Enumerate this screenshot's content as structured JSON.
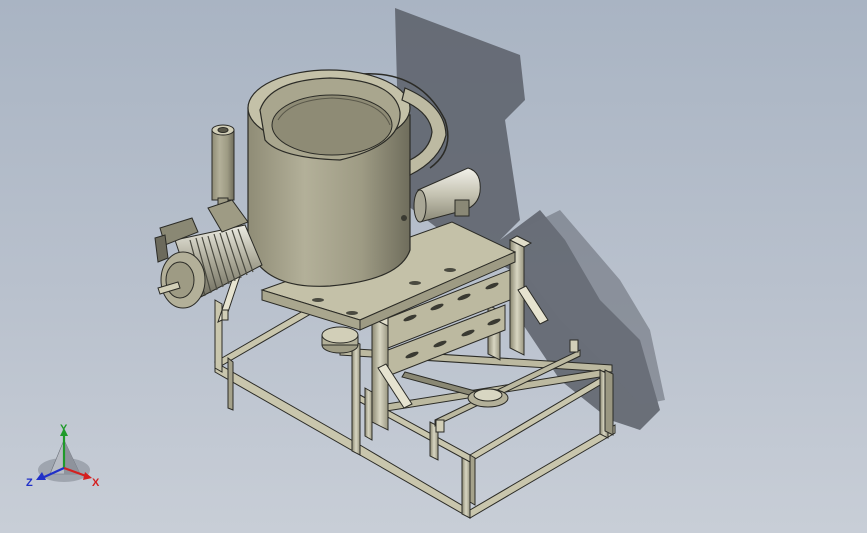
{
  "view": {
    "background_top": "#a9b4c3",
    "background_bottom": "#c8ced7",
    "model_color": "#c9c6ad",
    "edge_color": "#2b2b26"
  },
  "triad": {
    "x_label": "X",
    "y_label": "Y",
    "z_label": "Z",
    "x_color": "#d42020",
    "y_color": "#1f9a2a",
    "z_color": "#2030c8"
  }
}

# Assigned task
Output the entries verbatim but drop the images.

# Task result
Enumerate this screenshot's content as structured JSON.
{
  "view": {
    "background_top": "#a9b4c3",
    "background_bottom": "#c8ced7",
    "model_color": "#c9c6ad",
    "edge_color": "#2b2b26"
  },
  "triad": {
    "x_label": "X",
    "y_label": "Y",
    "z_label": "Z",
    "x_color": "#d42020",
    "y_color": "#1f9a2a",
    "z_color": "#2030c8"
  }
}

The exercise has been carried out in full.